New York Post
Sunday, 27 March 2016
President Obama’s Iran policy can be summed up in four words: All carrots, no sticks.
Endless carrots, too — even ones his team told Congress the Iranians would never get.
In the drive for Senate approval of Obama’s nuclear deal with Iran, the admistration repeatedly said Tehran would be denied access to the US financial system.
Looks like it’s about to get it after all.
The move would not only give Iran financial resources well beyond the $150 billion it’s already pocketed under the nuke deal, it would also leave all the remaining economic sanctions in tatters.
The Associated Press reports the administration is getting set to open new sanctions-relief doors — including long-forbidden access to US markets. Asked about it, the Treasury Department responds only that it continues to “analyze the sanctions lifting.”
And Treasury Secretary Jack Lew says outright that new action by Washington is ahead to ensure Iran “gets relief.”
All because Iran has been complaining that it deserves more rewards for its supposed compliance with the accord.
Never mind that Treasury’s sanctions chief last summer assured Congress “Iran will not be able to open bank accounts with US banks, nor will Iran be able to access the US banking sector.”
Oops — now that the Senate’s OK’d the deal, the administration’s stopped making those assurances.
The AP says Tehran may still be denied direct access; it would have to use Hong Kong clearinghouses to conduct dollar transactions. But the impact would be the same.
Obama originally promised to end only nuclear-related sanctions. But giving Tehran access to US financial markets would gut all economic sanctions — boosting Iran’s support of terrorism and its regional aggression.

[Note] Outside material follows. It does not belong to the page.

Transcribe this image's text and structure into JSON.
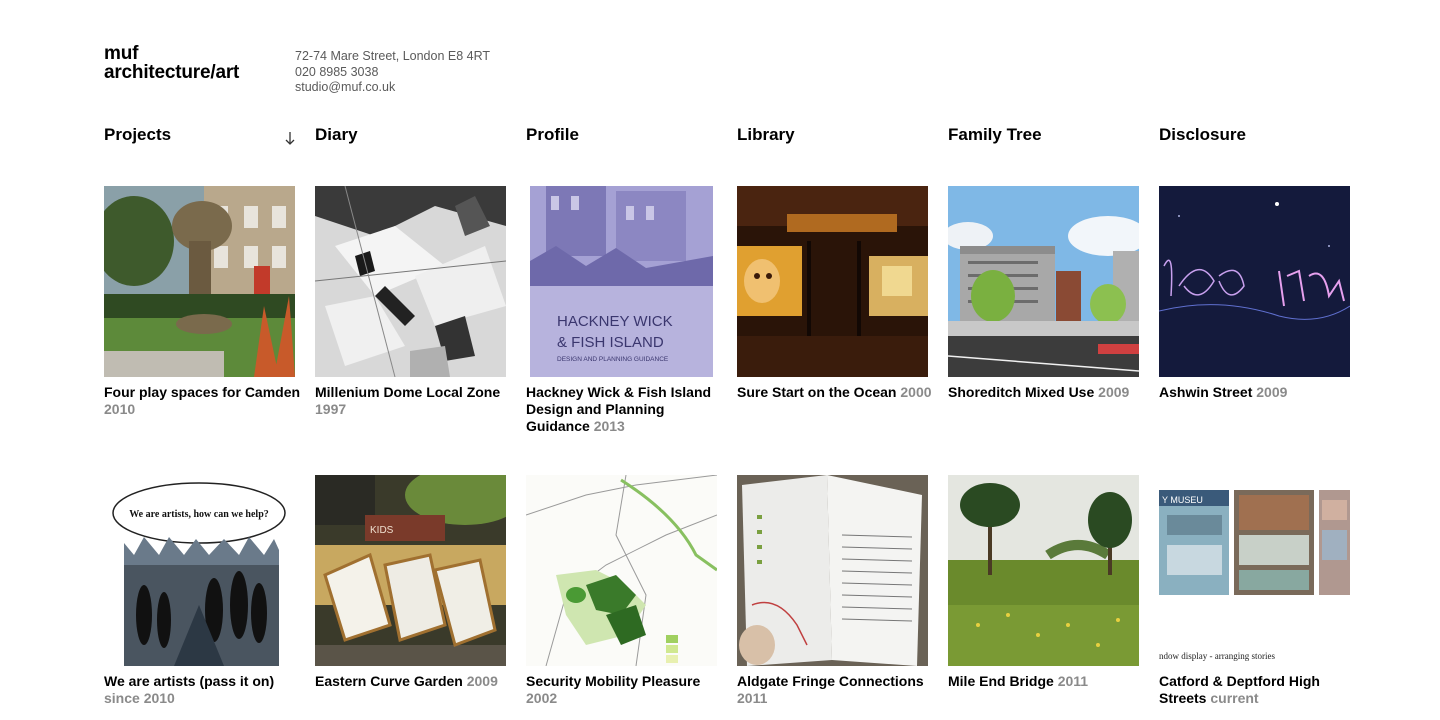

The president’s carrots, in short, mean a lot more Iranian sticks.